Content starts

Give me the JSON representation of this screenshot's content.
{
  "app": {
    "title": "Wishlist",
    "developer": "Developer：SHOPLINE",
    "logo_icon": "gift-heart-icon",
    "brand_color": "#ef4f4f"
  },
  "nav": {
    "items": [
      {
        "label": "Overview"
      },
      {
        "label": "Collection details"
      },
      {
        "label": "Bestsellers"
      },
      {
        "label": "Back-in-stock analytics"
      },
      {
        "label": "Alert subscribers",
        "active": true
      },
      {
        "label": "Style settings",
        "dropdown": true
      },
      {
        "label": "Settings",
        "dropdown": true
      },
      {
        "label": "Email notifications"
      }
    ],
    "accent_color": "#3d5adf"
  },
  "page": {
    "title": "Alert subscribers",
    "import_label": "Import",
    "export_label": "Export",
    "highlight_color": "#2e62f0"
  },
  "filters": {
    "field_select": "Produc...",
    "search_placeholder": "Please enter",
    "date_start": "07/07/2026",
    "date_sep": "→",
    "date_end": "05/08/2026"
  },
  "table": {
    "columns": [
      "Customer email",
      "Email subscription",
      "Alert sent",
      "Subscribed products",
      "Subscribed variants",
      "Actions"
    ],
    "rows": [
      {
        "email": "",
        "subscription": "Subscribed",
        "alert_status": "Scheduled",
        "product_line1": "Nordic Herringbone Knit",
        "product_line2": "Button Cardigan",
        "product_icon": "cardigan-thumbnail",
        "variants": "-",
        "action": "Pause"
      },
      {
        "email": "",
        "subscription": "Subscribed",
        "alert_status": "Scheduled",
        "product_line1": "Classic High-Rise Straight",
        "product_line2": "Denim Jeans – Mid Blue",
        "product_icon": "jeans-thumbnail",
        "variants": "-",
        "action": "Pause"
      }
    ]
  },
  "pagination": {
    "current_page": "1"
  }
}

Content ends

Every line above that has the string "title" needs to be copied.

* **REPLY**:
    "title": "Wishlist",
    "title": "Alert subscribers",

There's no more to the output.